CURRENT LOCATION: Au Chat Botté, Pézenas
I’’m glad to have finished the Canal du Midi section of the Canal des Deux Mers cycle route. Now in Pézenas – I’ll explain in a moment – the highlight of yesterday was cycling along the excellent voies vertes that brought me inland from Sète yesterday evening. Cycling at the end of the day is something that doesn’t often happen (the way I tend to organise my days) but the advantages of cycling at that end of the day are similar to those of early morning cycling; quieter roads, cooler temperatures and the ‘golden hour’ sunlight that washes a beautiful soft tint over the landscape. It’s also worth noting (and remembering) that the winds tend to die down in the evening. Mmm… Perhaps I should do night shifts on the bike.
I continued to cycle along the D5 road from where I was staying to rejoin the Canal du Midi at Argeliers. It was curious small town which had me people watching as I ate my croissant and pain au raisin. I couldn’t help but be reminded of the tensions of Manon Des Sources, especially when the rather over-officious municipal police offer remonstrated excessively with an old woman for parking her car in an inconvenient position. “Vous êtes la seule personne dans ce village madame?” were his last words on the subject before she shuffled off to follow his orders. What’s betting his great-grandparents were collaborators…
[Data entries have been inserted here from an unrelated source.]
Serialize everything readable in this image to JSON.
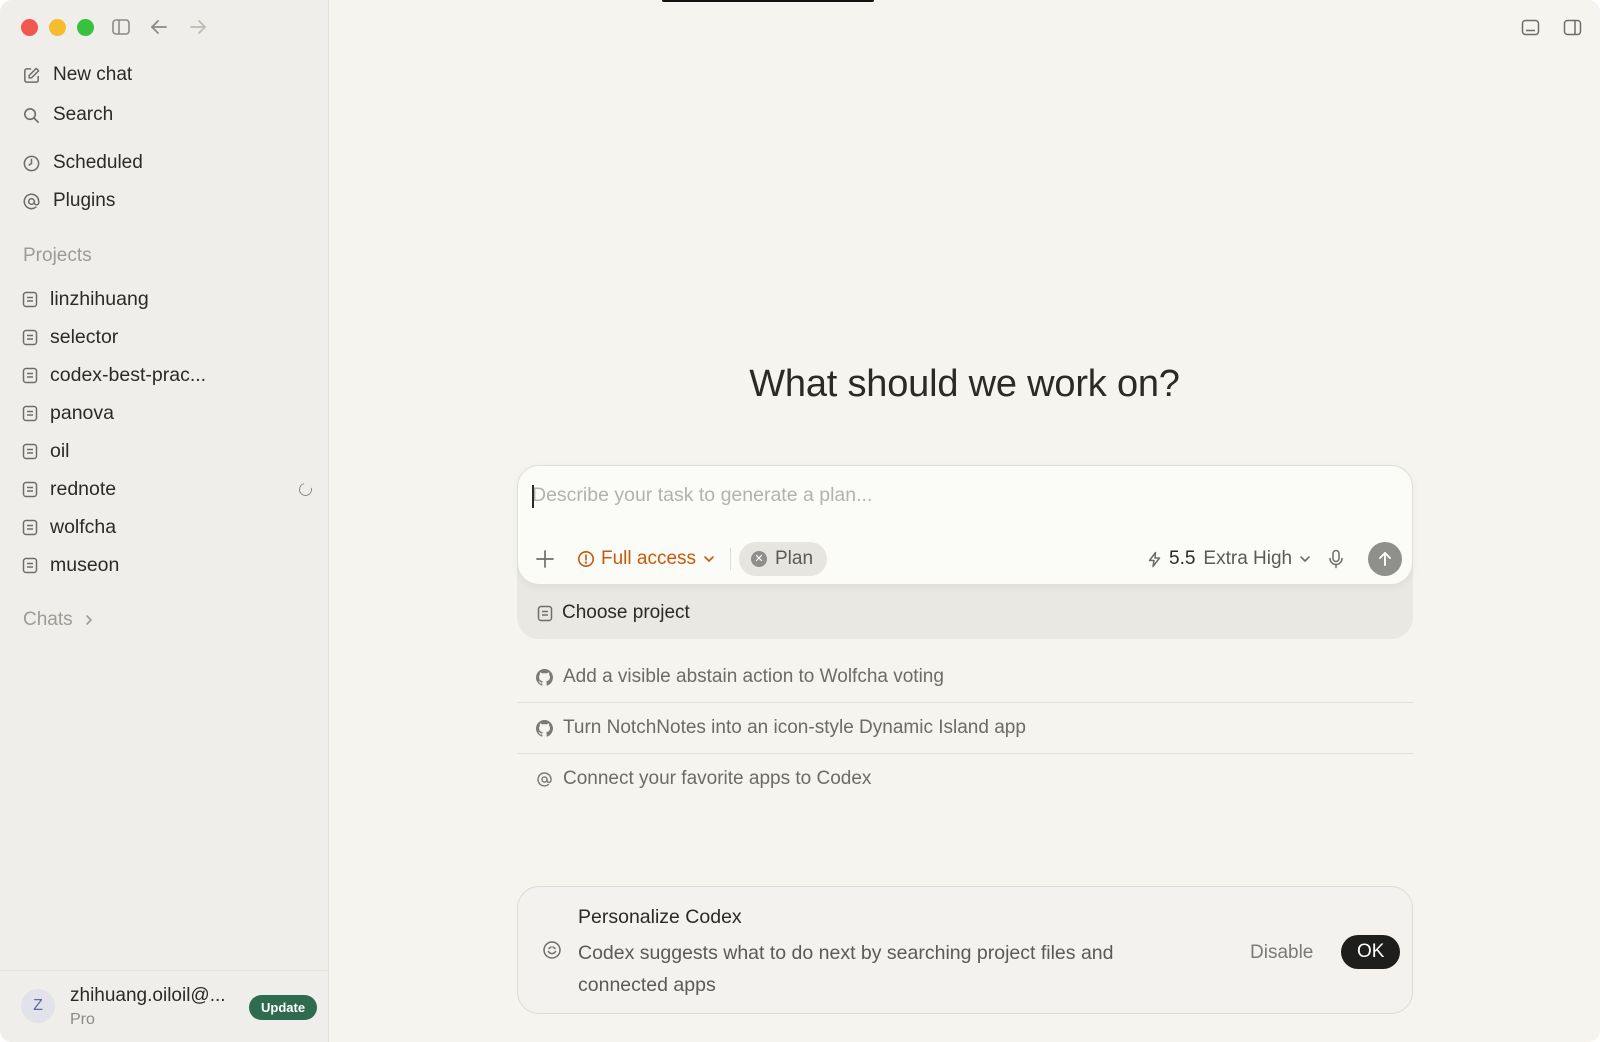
{
  "sidebar": {
    "nav": [
      {
        "label": "New chat",
        "icon": "compose-icon"
      },
      {
        "label": "Search",
        "icon": "search-icon"
      },
      {
        "label": "Scheduled",
        "icon": "clock-icon"
      },
      {
        "label": "Plugins",
        "icon": "at-icon"
      }
    ],
    "projects_label": "Projects",
    "projects": [
      {
        "label": "linzhihuang"
      },
      {
        "label": "selector"
      },
      {
        "label": "codex-best-prac..."
      },
      {
        "label": "panova"
      },
      {
        "label": "oil"
      },
      {
        "label": "rednote",
        "loading": true
      },
      {
        "label": "wolfcha"
      },
      {
        "label": "museon"
      }
    ],
    "chats_label": "Chats",
    "account": {
      "avatar_letter": "Z",
      "email": "zhihuang.oiloil@...",
      "plan": "Pro",
      "update_label": "Update"
    }
  },
  "main": {
    "headline": "What should we work on?",
    "composer": {
      "placeholder": "Describe your task to generate a plan...",
      "value": "",
      "access_label": "Full access",
      "mode_label": "Plan",
      "model_version": "5.5",
      "model_effort": "Extra High"
    },
    "choose_project_label": "Choose project",
    "suggestions": [
      {
        "label": "Add a visible abstain action to Wolfcha voting",
        "icon": "github-icon"
      },
      {
        "label": "Turn NotchNotes into an icon-style Dynamic Island app",
        "icon": "github-icon"
      },
      {
        "label": "Connect your favorite apps to Codex",
        "icon": "at-icon"
      }
    ],
    "personalize": {
      "title": "Personalize Codex",
      "description": "Codex suggests what to do next by searching project files and connected apps",
      "disable_label": "Disable",
      "ok_label": "OK"
    }
  },
  "colors": {
    "accent_warning": "#c8590c",
    "update_badge": "#2f6b4f",
    "ok_button": "#1e1e1d"
  }
}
Back to the cycling. Much to my delight, the section of the canal from Argeliers had been adapted to fit the purposes of cyclists. A decent surface upon which to cycle that continued for a few kilometres. It didn’t last but was welcome whist it was there. After reading my write-up yesterday, some questioned what I had said about the route not being fit for cycling. I don’t think it is on a global level but my issue is not with the authorities: Voies Navigables de France (VNF) – the equivalent to the Canals & Rivers Trust in England – or the département, Aude. My issue is with those organisations which promote it as a cycle route when it isn’t. VNF and Aude make it very clear they don’t want cyclists anywhere near their canal; they must despair when they see another glossy brochure being produced. The Canal Des Deux Mers should really be rebranded as an excellent – first rate even! – cycle route between Royan/Bordeaux and the motorway service station south of Toulouse where Haute Garonne stops and Aude starts. Leave the Canal du Midi to the boats.
The sad reality is that the sections of the canal where cycling is a more pleasurable experience are where trees have had to be removed because of ‘chancre coloré’. This is tree fungus that has resulted in many of the older trees being removed and replaced by saplings. It will be many, many years before these offer any kind of shade approaching that of the older diseased trees but the authorities have improved the surface of the towpath where this replanting has taken place. Take your pick; get shade and a terrible towpath or no shade and a quality surface…
It was a delight to approach Béziers; the Malpas tunnel was, alas, just for boats but anyone could marvel over the splendid the the 9 locks in quick succession that bring the canal down from the hill above Beziers to something approaching sea level. From Béziers, however, concerns about accommodation started to play on my mind. The route from Béziers to the coast was nothing to write home about so instead my mind played out the possible permutations as to where I could stay in the evening. A WarmShowers request for a place in Agde had gone unanswered. Campsites along the coast don’t cater for people with a bike and a tent (and charge a fortune). Hotels? In Sète? I darn’t even look… What I did know was that friends Basil and Liz would be in the town of Pézenas on Wednesday to meet up with me. I looked on Home Camper – which I’d used back in the north of France – and there was a place in nearby Montagnac that fitted my requirements. I would need to cycle another 35km after Sète but needs must and, as mentioned above, that cycle heading north turned out to be the highlight of the day…
LATEST CYCLING EUROPE POSTS:
- La France À Vélo – À La Rencontre De Ses Habitants
- Le Grand Tour: Day 47 – The Aftermath Of The Storm (Draft)
- TUDOR’s Strategy Within The Pro Cycling World
- Everything You Ever* Wanted To Know About Recording And Editing A Cycle Touring Podcast (…But Were Afraid To Ask)
- The Cycling Europe Podcast: Episode 076 – Tim Sanders – The Parenzana Trail / Venice to Munich
Since 2009, CyclingEurope.org has established itself as a valued, FREE cycle touring resource. There’s now even a podcast, The Cycling Europe Podcast. If you enjoy the website and the podcast, please consider supporting the work of CyclingEurope.org with a donation. More information can be found here. Thanks if you do!
Catch up with The Cycling Europe Podcast: